One medical professional, protesting use of torturous forced-feeding of hunger-strikers, is persecuted by the Navy, while another one, working closely with Guantanamo authorities and interrogators who tortured prisoners, is rewarded with a top job at the Navy’s main hospital. These two facts speak volumes about how low the nation has fallen in relation to acceptance of torture.
|By: Jeff Kaye Tuesday September 16, 2014 12:45 am|
|By: Jeff Kaye Monday February 24, 2014 4:38 am|
Four of six prisoners whose civil suit against Rumsfeld and other military officials for torture was argued in a federal appeals court last week have charged the U.S. used forced drugging against them, along with a panoply of other torture abuse. Some of these prisoners had already been cleared of “enemy combatant” status. The whitewash investigation of such drugging by the Department of Defense’s Inspector General becomes more evident with each passing day.

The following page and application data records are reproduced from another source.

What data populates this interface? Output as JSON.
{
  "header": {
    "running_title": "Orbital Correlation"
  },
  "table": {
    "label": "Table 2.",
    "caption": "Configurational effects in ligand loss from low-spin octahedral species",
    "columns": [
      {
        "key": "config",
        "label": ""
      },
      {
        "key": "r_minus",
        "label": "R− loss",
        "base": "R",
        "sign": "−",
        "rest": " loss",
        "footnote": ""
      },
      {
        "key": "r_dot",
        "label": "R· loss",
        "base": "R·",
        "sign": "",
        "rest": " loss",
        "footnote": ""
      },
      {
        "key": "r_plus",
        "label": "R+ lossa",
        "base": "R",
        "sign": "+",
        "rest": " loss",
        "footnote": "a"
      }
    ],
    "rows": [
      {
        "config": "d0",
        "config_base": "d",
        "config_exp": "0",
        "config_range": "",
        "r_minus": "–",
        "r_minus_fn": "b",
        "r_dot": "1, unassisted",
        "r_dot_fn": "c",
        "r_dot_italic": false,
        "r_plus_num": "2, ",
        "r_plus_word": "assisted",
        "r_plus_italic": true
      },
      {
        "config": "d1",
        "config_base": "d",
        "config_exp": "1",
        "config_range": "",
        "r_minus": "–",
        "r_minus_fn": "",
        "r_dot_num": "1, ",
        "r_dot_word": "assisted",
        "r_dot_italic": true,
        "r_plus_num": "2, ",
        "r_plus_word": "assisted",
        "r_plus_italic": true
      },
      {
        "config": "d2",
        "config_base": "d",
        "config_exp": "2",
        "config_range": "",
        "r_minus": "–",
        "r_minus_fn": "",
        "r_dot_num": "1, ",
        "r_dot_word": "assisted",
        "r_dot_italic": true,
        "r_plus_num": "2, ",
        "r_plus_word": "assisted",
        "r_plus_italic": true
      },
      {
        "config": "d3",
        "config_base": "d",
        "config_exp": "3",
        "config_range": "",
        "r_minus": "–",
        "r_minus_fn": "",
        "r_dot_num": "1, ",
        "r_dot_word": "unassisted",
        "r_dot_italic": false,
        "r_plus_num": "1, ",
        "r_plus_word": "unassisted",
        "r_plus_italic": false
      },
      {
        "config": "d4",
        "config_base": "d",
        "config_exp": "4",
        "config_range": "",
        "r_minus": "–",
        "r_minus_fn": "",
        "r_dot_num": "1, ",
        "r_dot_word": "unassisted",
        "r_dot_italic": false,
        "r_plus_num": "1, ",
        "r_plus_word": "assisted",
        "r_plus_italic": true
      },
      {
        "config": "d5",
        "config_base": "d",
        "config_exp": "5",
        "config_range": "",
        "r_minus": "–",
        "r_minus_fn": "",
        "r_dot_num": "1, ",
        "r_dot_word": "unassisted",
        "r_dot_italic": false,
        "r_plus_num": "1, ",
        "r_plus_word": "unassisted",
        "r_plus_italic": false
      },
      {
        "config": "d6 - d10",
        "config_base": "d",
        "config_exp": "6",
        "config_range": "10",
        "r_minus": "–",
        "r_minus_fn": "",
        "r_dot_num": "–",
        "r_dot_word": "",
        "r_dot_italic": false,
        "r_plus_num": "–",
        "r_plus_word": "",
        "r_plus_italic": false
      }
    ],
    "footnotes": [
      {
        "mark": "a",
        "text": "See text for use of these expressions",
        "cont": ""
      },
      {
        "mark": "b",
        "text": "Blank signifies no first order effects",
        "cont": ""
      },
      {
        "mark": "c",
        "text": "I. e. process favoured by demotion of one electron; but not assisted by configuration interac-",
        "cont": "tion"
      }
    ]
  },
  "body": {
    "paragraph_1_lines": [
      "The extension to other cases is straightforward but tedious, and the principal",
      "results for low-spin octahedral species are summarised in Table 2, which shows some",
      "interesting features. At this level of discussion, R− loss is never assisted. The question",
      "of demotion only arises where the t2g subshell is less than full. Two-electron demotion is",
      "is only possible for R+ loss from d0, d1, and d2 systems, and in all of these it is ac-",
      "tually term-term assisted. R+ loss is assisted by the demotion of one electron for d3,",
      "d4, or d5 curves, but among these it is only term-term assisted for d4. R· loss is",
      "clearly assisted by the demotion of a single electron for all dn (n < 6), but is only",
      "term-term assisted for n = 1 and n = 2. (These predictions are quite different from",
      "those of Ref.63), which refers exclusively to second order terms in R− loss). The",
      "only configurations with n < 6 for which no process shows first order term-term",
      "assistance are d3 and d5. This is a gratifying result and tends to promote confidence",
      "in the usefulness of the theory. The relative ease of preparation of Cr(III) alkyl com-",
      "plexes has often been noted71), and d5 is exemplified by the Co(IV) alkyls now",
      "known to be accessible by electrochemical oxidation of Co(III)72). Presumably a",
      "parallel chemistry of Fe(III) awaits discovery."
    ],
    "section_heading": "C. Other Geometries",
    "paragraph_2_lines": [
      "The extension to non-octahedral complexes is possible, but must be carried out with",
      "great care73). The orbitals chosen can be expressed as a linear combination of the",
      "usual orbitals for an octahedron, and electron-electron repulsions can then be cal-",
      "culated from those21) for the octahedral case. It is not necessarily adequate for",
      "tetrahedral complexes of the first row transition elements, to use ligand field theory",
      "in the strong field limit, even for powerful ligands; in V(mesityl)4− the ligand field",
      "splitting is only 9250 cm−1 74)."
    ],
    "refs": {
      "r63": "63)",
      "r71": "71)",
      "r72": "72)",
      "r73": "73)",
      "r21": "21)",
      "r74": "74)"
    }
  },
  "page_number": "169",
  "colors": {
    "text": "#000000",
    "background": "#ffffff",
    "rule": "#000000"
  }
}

|By: Jeff Kaye Thursday September 8, 2011 1:46 am|
A former Guantanamo guard speaks out to the press about the torture he saw during interrogations. The Army forces him to sign a statement about leaking classified information (though they won’t say what that is), and bars his re-enlistment.
|By: Kevin Gosztola Monday July 25, 2011 7:05 pm|
Here’s today’s blog for the latest news and updates on civil liberties and digital freedom issues. If you have any news tips and would like to contact me, email [email protected] Friend of The Dissenter, Truthout’s Jason Leopold, writes on the Australia government going after David Hicks’ royalty payments from his memoir. The former Guantanamo detainee, according [...]
|By: Jeff Kaye Wednesday July 20, 2011 8:10 pm|
Australian news sources have announced that the Commonwealth Director of Public Prosecutions (CDPP) have initiated legal actions to seize the royalties former Guantanamo detainee David Hicks has earned from the publication of his autobiography, Guantanamo: My Journey. The book was published last year by Random House Australia, and has reportedly sold upwards of 30,000 copies. No U.S. publisher has bought rights to the book, and it remains unavailable through U.S. booksellers.